__Task description__
Pull out every line below containing the word "Shalynn".

__Input material__
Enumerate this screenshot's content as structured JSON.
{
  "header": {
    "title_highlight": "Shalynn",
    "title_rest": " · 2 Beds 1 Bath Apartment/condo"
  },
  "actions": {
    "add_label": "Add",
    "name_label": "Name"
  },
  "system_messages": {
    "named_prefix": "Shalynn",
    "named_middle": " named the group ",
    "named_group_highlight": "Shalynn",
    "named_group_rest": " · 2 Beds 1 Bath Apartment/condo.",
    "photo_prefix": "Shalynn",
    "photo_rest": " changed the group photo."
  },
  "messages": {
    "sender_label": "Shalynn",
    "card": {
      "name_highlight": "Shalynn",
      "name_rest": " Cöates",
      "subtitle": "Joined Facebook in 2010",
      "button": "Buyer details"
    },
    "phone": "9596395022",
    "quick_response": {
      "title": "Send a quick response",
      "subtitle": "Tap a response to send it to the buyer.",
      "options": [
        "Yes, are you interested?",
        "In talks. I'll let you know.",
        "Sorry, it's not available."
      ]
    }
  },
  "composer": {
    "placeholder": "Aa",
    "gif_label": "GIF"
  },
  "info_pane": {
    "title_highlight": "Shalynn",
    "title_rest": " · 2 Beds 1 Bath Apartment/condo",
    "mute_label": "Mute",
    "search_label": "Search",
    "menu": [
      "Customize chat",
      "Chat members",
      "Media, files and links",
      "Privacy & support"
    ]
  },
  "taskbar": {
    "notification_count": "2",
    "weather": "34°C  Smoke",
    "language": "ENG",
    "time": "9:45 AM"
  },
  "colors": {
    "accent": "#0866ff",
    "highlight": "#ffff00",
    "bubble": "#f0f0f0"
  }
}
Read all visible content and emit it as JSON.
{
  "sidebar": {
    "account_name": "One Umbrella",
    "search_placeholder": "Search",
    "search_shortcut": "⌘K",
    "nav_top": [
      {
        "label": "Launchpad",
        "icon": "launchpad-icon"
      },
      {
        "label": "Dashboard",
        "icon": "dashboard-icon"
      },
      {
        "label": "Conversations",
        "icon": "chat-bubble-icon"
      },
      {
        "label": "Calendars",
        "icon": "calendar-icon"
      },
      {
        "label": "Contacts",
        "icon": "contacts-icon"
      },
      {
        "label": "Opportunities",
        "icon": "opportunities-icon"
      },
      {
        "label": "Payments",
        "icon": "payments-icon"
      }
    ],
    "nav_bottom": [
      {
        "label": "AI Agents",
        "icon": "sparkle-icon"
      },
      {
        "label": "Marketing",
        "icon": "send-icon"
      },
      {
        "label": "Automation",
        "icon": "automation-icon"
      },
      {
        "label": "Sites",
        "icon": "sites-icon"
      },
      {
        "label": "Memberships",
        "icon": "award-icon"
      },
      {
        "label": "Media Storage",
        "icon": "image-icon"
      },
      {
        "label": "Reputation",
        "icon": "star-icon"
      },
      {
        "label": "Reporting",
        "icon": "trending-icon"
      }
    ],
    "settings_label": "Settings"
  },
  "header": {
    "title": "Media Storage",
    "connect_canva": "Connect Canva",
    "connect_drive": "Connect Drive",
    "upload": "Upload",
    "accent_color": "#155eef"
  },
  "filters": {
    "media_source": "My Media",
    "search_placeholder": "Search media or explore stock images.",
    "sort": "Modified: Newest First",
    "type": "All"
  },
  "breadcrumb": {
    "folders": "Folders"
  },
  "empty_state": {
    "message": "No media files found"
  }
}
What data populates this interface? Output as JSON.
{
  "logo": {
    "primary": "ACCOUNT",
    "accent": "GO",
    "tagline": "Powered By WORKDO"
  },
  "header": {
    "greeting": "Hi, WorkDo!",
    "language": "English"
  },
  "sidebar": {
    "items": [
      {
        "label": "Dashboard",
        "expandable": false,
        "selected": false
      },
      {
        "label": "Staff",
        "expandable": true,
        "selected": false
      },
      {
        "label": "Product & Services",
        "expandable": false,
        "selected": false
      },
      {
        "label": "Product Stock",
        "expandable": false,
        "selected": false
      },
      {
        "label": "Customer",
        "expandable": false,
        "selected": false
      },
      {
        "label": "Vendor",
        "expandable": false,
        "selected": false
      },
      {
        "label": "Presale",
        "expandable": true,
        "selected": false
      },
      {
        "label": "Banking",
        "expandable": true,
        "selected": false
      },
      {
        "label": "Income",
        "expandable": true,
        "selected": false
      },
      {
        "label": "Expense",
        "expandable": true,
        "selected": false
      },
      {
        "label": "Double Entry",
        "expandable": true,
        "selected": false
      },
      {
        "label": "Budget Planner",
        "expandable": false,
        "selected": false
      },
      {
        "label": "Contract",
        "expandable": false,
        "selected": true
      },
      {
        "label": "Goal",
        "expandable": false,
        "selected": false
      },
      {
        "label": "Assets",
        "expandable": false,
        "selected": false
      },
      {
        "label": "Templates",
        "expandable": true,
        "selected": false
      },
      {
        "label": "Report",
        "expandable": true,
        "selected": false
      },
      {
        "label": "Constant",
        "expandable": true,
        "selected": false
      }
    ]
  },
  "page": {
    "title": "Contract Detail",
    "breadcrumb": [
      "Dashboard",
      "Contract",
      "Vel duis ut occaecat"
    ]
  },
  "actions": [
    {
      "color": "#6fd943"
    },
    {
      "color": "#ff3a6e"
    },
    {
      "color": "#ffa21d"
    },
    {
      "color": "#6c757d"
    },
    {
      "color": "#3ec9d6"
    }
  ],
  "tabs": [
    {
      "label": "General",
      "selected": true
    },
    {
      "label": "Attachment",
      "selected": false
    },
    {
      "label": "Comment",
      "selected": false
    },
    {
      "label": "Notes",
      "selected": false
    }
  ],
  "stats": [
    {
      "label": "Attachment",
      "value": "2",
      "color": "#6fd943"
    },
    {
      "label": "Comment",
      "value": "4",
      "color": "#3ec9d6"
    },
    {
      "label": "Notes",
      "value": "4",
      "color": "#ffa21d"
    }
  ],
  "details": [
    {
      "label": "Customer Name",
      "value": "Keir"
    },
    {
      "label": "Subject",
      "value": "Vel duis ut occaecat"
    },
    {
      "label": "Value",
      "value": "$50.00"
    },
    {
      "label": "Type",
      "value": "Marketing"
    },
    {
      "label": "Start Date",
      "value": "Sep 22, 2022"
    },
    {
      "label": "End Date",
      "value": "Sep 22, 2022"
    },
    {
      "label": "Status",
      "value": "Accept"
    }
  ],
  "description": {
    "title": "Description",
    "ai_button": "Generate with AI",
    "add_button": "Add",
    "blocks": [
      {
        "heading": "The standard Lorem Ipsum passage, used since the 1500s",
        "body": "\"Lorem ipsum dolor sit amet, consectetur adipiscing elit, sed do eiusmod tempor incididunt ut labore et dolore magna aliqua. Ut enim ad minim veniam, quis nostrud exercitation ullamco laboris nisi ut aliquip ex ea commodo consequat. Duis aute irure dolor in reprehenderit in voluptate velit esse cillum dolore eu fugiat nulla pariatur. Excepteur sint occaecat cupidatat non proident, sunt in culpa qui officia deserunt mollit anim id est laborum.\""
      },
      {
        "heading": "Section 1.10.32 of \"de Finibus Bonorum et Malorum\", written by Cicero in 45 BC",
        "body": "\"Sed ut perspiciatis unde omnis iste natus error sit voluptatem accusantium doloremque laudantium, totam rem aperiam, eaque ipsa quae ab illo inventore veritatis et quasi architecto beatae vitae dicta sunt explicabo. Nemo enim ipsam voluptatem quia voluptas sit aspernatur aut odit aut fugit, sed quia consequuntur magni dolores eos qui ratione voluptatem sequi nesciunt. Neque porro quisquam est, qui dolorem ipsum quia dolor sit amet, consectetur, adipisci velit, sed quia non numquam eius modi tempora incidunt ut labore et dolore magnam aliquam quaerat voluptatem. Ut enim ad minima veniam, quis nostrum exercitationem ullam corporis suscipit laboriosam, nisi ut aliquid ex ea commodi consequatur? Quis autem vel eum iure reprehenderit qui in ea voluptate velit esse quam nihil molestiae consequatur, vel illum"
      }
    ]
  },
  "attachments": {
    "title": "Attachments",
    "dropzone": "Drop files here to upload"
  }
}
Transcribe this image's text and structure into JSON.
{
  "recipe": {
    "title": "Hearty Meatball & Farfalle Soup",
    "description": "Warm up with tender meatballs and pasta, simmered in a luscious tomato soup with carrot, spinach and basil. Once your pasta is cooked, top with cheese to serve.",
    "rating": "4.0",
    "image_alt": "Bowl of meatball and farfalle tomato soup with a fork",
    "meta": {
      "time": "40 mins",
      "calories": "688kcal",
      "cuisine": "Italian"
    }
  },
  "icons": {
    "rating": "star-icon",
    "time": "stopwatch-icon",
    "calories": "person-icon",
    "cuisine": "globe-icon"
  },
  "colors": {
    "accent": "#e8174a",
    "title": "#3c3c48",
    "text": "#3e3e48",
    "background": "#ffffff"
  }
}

__Written answer__
    "title_highlight": "Shalynn",
    "named_prefix": "Shalynn",
    "named_group_highlight": "Shalynn",
    "photo_prefix": "Shalynn",
    "sender_label": "Shalynn",
      "name_highlight": "Shalynn",
    "title_highlight": "Shalynn",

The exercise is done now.